### Task requirements
Once you have read the data below, write it all out exactly.

### Exercise inputs

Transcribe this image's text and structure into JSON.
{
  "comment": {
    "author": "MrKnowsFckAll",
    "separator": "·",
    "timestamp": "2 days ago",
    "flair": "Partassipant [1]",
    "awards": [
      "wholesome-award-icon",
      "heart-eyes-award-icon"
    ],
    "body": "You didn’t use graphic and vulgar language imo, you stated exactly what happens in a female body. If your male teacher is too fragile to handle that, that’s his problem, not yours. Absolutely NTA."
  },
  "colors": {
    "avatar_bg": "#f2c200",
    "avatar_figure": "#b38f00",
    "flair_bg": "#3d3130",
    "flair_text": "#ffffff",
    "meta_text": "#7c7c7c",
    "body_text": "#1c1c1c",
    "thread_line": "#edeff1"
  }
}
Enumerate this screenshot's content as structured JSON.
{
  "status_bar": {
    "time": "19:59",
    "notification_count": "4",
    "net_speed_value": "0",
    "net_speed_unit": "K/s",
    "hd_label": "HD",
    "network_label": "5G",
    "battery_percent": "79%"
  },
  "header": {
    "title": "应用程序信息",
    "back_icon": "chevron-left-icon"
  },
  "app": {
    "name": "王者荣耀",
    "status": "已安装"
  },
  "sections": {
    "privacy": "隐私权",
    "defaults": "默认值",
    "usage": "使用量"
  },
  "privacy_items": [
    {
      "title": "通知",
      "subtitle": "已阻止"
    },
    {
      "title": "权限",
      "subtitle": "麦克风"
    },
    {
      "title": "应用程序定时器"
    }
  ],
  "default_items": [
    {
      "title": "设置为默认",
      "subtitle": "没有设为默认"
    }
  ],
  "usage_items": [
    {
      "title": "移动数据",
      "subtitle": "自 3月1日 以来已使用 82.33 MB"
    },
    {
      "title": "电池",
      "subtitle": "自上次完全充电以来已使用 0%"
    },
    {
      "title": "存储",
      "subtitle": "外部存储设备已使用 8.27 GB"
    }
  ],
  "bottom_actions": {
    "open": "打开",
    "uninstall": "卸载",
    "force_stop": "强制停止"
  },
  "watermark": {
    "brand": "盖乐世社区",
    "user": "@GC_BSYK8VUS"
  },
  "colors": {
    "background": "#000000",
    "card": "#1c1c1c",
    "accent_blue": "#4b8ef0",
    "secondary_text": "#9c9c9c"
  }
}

### Exercise output
Transcribe this image's text and structure into JSON.
{
  "comment": {
    "author": "MrKnowsFckAll",
    "separator": "·",
    "timestamp": "2 days ago",
    "flair": "Partassipant [1]",
    "awards": [
      "wholesome-award-icon",
      "heart-eyes-award-icon"
    ],
    "body": "You didn’t use graphic and vulgar language imo, you stated exactly what happens in a female body. If your male teacher is too fragile to handle that, that’s his problem, not yours. Absolutely NTA."
  },
  "colors": {
    "avatar_bg": "#f2c200",
    "avatar_figure": "#b38f00",
    "flair_bg": "#3d3130",
    "flair_text": "#ffffff",
    "meta_text": "#7c7c7c",
    "body_text": "#1c1c1c",
    "thread_line": "#edeff1"
  }
}
Enumerate this screenshot's content as structured JSON.
{
  "status_bar": {
    "time": "19:59",
    "notification_count": "4",
    "net_speed_value": "0",
    "net_speed_unit": "K/s",
    "hd_label": "HD",
    "network_label": "5G",
    "battery_percent": "79%"
  },
  "header": {
    "title": "应用程序信息",
    "back_icon": "chevron-left-icon"
  },
  "app": {
    "name": "王者荣耀",
    "status": "已安装"
  },
  "sections": {
    "privacy": "隐私权",
    "defaults": "默认值",
    "usage": "使用量"
  },
  "privacy_items": [
    {
      "title": "通知",
      "subtitle": "已阻止"
    },
    {
      "title": "权限",
      "subtitle": "麦克风"
    },
    {
      "title": "应用程序定时器"
    }
  ],
  "default_items": [
    {
      "title": "设置为默认",
      "subtitle": "没有设为默认"
    }
  ],
  "usage_items": [
    {
      "title": "移动数据",
      "subtitle": "自 3月1日 以来已使用 82.33 MB"
    },
    {
      "title": "电池",
      "subtitle": "自上次完全充电以来已使用 0%"
    },
    {
      "title": "存储",
      "subtitle": "外部存储设备已使用 8.27 GB"
    }
  ],
  "bottom_actions": {
    "open": "打开",
    "uninstall": "卸载",
    "force_stop": "强制停止"
  },
  "watermark": {
    "brand": "盖乐世社区",
    "user": "@GC_BSYK8VUS"
  },
  "colors": {
    "background": "#000000",
    "card": "#1c1c1c",
    "accent_blue": "#4b8ef0",
    "secondary_text": "#9c9c9c"
  }
}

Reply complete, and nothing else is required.